> [Task to carry out]: The copy you produce must repeat each record exactly and contain no pictures.

--- Data section Enclosed Below ---

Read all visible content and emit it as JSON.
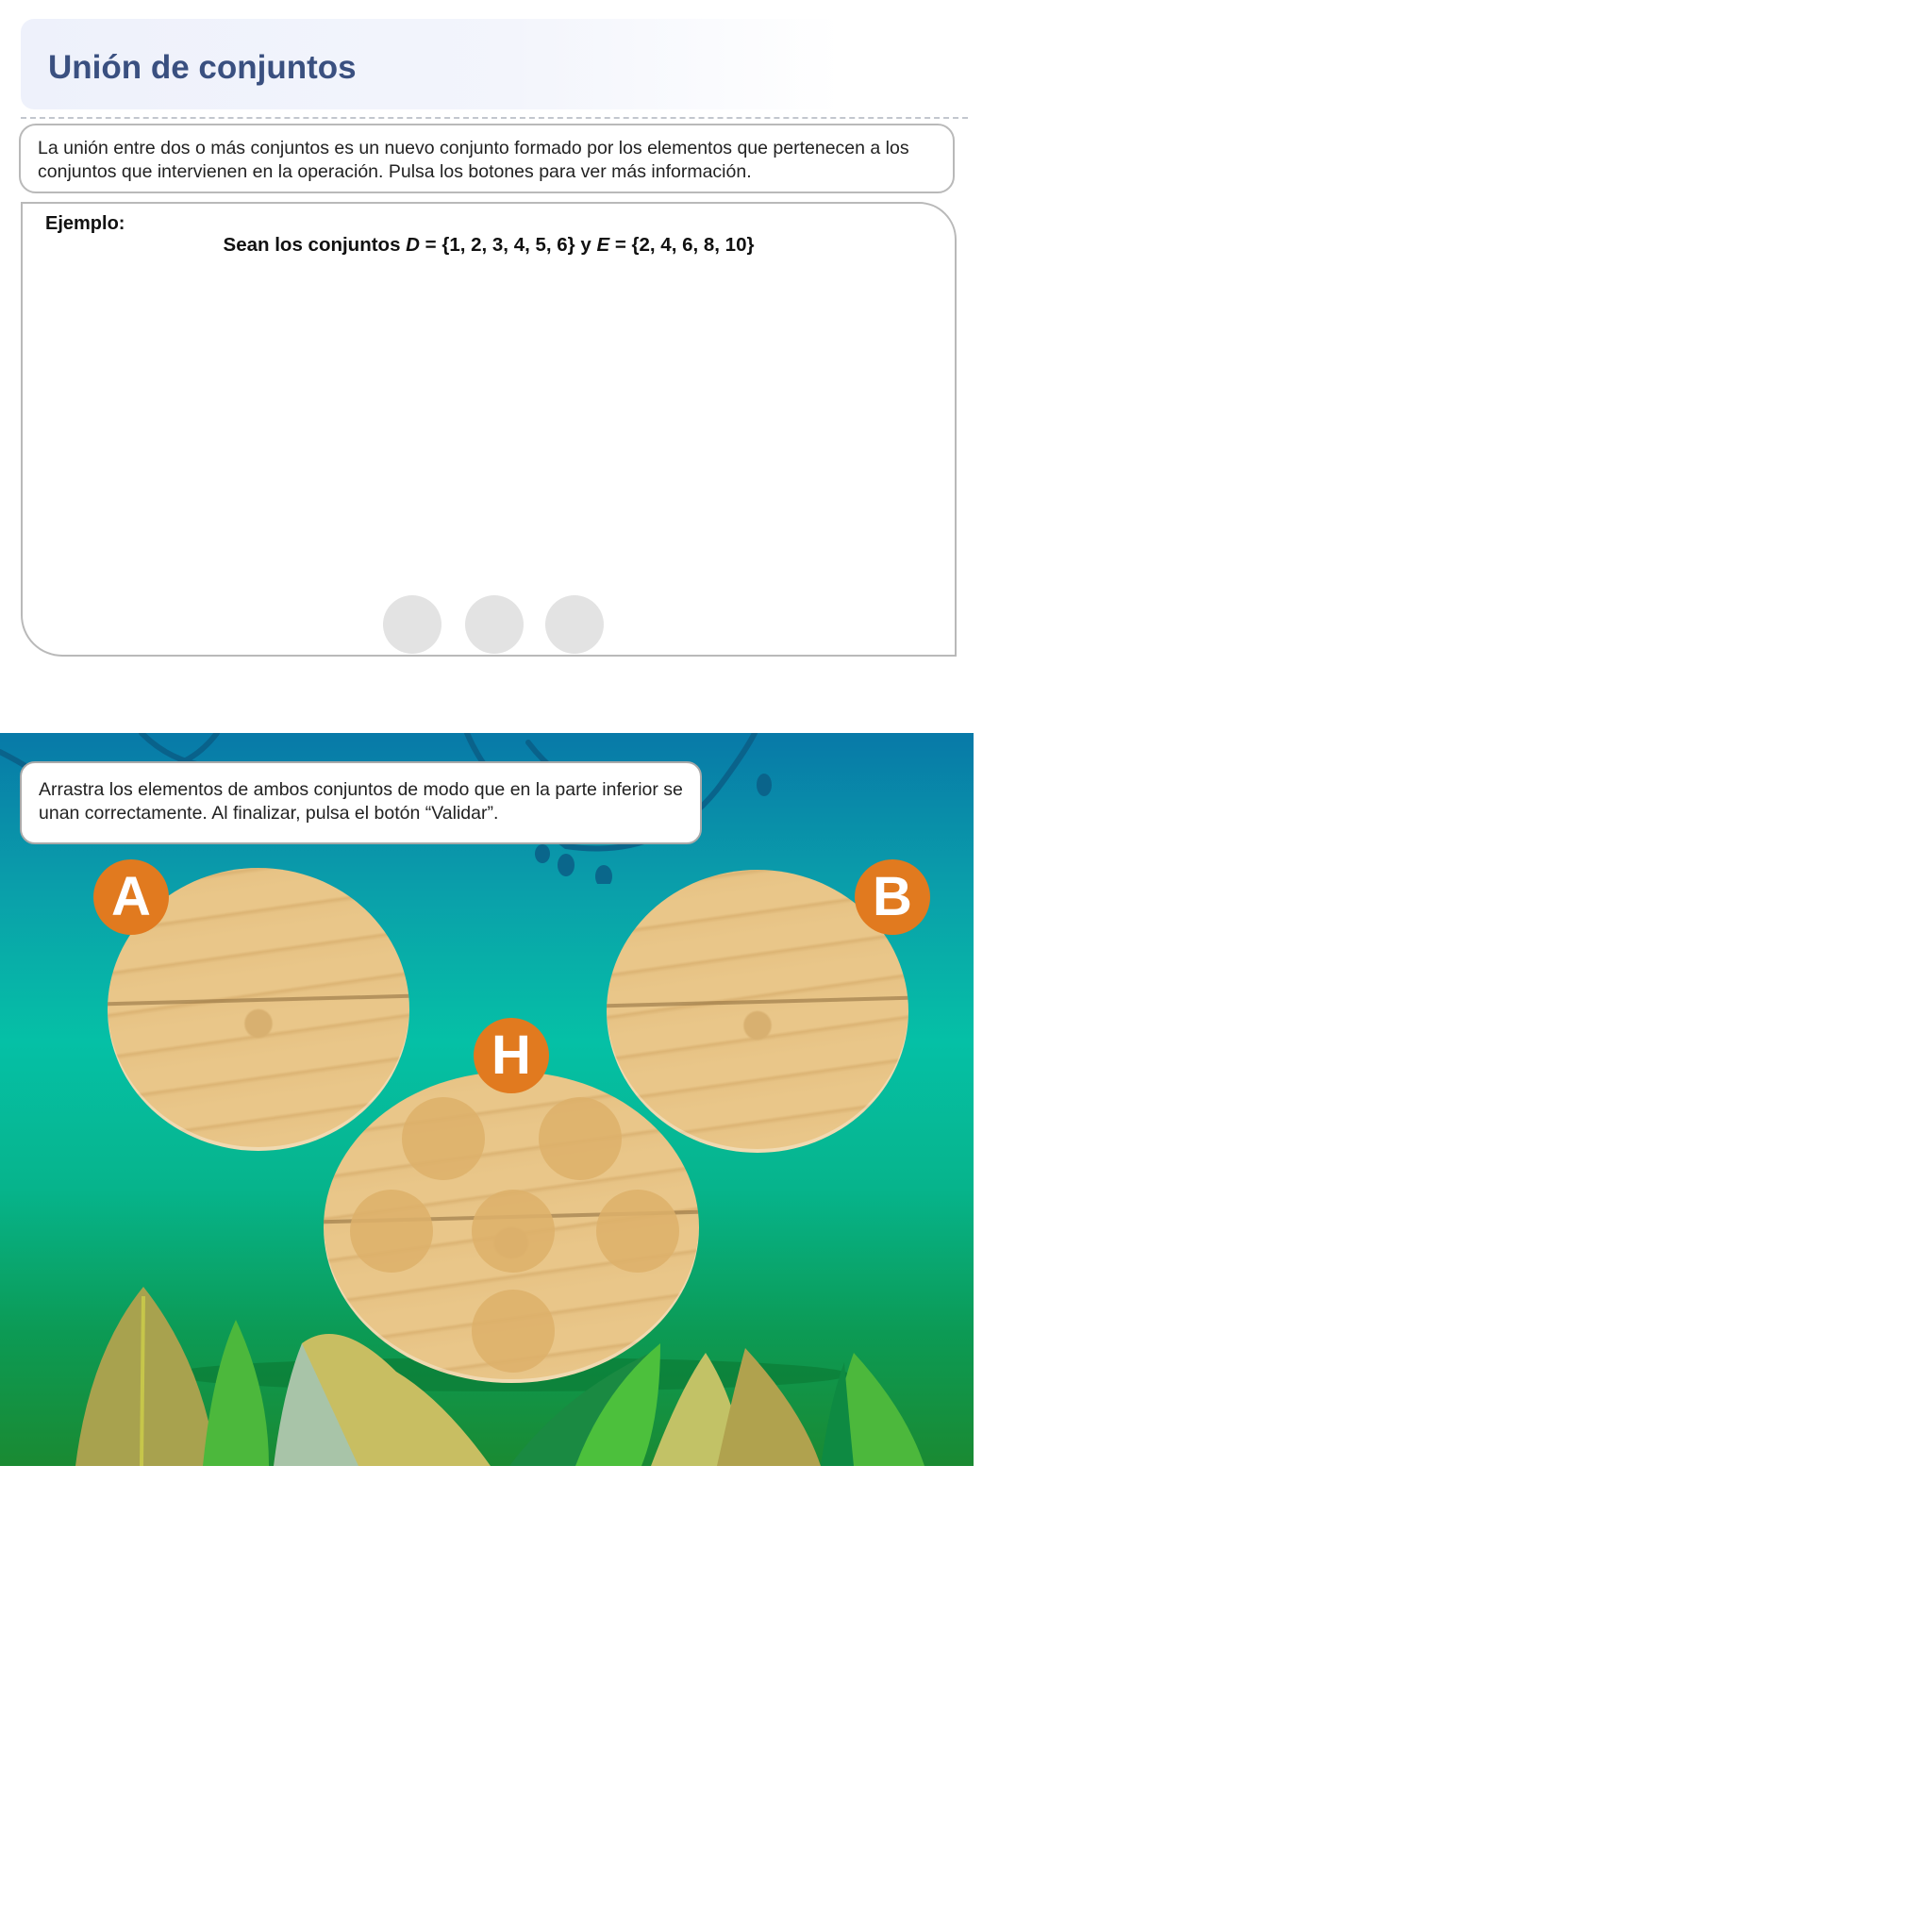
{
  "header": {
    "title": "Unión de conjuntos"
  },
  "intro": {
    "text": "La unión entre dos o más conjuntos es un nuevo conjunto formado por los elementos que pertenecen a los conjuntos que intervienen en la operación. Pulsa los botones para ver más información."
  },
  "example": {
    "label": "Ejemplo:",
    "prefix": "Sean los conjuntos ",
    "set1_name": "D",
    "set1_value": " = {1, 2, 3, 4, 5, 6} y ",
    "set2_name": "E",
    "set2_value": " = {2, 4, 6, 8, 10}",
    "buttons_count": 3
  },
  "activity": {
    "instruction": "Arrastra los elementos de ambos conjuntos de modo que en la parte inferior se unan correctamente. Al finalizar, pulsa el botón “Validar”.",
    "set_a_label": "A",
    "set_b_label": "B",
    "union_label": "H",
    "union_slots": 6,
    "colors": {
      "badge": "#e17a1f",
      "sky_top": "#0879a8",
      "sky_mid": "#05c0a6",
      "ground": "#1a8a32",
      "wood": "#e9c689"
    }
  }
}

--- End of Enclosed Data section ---

> [Response to the task]:
Read all visible content and emit it as JSON.
{
  "header": {
    "title": "Unión de conjuntos"
  },
  "intro": {
    "text": "La unión entre dos o más conjuntos es un nuevo conjunto formado por los elementos que pertenecen a los conjuntos que intervienen en la operación. Pulsa los botones para ver más información."
  },
  "example": {
    "label": "Ejemplo:",
    "prefix": "Sean los conjuntos ",
    "set1_name": "D",
    "set1_value": " = {1, 2, 3, 4, 5, 6} y ",
    "set2_name": "E",
    "set2_value": " = {2, 4, 6, 8, 10}",
    "buttons_count": 3
  },
  "activity": {
    "instruction": "Arrastra los elementos de ambos conjuntos de modo que en la parte inferior se unan correctamente. Al finalizar, pulsa el botón “Validar”.",
    "set_a_label": "A",
    "set_b_label": "B",
    "union_label": "H",
    "union_slots": 6,
    "colors": {
      "badge": "#e17a1f",
      "sky_top": "#0879a8",
      "sky_mid": "#05c0a6",
      "ground": "#1a8a32",
      "wood": "#e9c689"
    }
  }
}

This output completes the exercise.